Your trip through the wild and rugged Mazatzal Wilderness on the Arizona Trail isn’t complete without a stop at the LF Ranch! The ranch was homesteaded in 1909 by the Fuller family. When the Mazatzal Wilderness was designated in 1964, the ranch was grandfathered in- 37,000 acres that straddle the East Verde River. In 1976 it was bought by the Pratt family, who own and operate the ranch to this day. They run 160 head of cattle on the Bull Springs Allotment.
There’s no easy way to get to the ranch- the closest access is a four mile hike or horseback ride from the locked wilderness boundary gate off of Doll Baby Road outside of Payson. From the north, you’ll have to hike in 11 miles on the Saddle Ridge Trail. From the south it’s 36 tough miles on the Arizona Trail from the Mount Peeley Trailhead.

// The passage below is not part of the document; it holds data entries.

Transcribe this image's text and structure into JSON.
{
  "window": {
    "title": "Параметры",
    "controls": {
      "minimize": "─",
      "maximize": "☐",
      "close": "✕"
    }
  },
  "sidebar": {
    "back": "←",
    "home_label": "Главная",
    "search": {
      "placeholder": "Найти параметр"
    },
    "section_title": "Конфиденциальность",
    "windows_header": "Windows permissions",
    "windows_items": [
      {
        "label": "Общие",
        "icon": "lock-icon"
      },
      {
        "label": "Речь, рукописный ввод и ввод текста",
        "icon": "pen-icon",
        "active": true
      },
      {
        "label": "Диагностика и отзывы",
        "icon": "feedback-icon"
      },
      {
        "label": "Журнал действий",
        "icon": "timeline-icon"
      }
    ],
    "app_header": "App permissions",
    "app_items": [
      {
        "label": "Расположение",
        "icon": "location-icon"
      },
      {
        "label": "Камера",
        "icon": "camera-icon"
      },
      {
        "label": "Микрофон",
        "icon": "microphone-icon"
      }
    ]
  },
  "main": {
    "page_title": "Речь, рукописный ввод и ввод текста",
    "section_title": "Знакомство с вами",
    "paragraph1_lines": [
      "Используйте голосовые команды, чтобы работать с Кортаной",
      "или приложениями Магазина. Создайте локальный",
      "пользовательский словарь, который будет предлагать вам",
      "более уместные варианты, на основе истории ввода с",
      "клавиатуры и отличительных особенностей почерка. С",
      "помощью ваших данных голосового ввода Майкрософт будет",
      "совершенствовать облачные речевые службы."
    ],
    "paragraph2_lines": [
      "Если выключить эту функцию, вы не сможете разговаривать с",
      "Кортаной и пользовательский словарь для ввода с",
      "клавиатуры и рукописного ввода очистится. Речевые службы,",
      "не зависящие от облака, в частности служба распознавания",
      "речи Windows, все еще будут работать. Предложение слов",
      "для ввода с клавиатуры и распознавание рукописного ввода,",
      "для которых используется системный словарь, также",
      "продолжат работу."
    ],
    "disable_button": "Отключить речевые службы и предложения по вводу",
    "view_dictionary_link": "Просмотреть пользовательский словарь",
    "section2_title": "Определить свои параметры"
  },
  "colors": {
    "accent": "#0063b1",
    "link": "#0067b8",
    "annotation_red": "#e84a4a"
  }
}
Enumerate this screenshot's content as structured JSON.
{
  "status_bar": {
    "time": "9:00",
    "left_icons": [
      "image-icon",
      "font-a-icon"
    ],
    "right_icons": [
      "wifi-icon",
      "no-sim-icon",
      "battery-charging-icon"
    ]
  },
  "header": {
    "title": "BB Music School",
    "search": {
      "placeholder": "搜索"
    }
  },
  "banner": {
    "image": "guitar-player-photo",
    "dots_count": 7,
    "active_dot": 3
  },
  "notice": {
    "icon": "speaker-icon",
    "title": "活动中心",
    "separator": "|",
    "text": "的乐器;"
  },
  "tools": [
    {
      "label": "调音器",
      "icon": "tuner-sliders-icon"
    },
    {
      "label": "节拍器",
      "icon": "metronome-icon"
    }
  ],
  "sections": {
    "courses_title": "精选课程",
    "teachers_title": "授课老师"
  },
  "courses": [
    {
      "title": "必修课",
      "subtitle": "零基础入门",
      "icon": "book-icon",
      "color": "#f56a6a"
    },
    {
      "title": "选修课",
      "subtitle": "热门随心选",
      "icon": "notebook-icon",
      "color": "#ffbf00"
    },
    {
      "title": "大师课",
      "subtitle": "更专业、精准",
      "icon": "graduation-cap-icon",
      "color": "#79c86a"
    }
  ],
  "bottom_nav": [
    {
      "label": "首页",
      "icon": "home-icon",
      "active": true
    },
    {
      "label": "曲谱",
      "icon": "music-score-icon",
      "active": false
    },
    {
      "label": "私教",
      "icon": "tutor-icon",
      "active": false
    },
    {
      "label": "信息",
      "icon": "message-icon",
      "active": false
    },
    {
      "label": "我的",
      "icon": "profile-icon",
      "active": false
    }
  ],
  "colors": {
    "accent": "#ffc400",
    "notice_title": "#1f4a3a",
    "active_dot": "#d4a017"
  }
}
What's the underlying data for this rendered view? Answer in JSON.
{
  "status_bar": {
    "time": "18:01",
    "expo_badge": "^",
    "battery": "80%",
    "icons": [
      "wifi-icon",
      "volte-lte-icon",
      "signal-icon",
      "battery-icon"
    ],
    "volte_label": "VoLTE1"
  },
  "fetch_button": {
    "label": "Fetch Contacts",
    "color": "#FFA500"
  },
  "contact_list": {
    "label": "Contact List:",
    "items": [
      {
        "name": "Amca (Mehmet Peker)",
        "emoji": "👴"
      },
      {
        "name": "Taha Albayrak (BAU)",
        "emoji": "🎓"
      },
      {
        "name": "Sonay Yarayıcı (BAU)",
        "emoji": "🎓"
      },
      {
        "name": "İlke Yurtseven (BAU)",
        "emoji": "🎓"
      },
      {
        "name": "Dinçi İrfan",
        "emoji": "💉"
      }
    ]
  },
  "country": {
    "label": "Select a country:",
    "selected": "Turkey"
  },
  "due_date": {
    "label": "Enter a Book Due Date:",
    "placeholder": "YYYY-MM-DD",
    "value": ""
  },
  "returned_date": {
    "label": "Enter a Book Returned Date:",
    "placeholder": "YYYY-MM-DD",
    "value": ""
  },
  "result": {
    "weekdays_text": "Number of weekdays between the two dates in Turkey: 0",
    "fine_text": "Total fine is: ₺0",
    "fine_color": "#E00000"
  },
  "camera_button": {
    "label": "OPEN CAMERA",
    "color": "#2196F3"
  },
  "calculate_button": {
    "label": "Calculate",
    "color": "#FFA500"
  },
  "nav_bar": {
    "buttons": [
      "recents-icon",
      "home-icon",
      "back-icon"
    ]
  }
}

This spring on my thru-hike, by the time I arrived at the LF Ranch I had been out for four days. As I neared the ranch house I heard the peculiar calls of peacocks, completely out of place in the middle of the desert. After going through a gate that says “Welcome Hikers” I was greeted by Maryann Pratt, matriarch of the ranch, and an assortment of friendly dogs, cats, peacocks, and chickens. A signpost at the ranch has the mileages to Mexico and Utah as well as signs pointing the directions to other notable landmarks on the ranch.
In addition to being a working cattle ranch, there is a small bunkhouse with showers to house weary hikers or horseback riders who arrange to stay over on their journey. It’s not fancy, but even the most spartan accommodations feel like such a luxury in the middle of the wilderness. Picket lines are available for horseback riders.
Meals are also available, but only by prior arrangement, and the ranch also accepts resupply packages. Many a weary traveler has shown up to the ranch house hoping to get a ride out to the wilderness gate or into town, but unless you’ve made prior arrangements, don’t get your hopes up. The closest store in Payson is an hour and a half drive away on a bone-jarring road. The day-to-day chores of running the LF are endless and the folks on the ranch are almost always busy.
Once at the ranch, there are many places to go exploring nearby. There are swimming holes in the East Verde River and Rock Creek and a nice afternoon can be had following the East Verde River up or downstream. Polk Spring is worth a visit- a beautiful running creek with plenty of areas to relax nearby.
Undoubtedly, one of the most interesting things about the LF is Maryann herself. Get her talking and you’ll realize the strength and tenacity it takes to run a ranch in such a remote place. The ranch is powered by solar panels scattered around the property and the occasional generator. Constant vigilance is required to shoo off predators that might want to eat at the LF Ranch Smorgasbord. Just rounding up cattle and moving them from one area to another is made challenging given the rugged nature of the landscape.
So if you’re going to be “in the neighborhood”, hiking the Red Hills #24 and Whiterock Mesa #25 passages, follow the barking dogs and peacock calls to the LF Ranch. You’ll be glad you did! For more information visit http://www.lfranch.com.
In Wildlife Rehabilitation NW Tucson news, I am so thrilled to be able to work with these animals and birds. It’s good to be back, I had to take a long break during my thru-hike and river season. Recently, we took a drive out to Arlington Wildlife Area to release some hooded skunks that had come to us as babies. It was a wonderful thing to see these guys go out into the world and they were nice enough to not stink the car up on the ride over!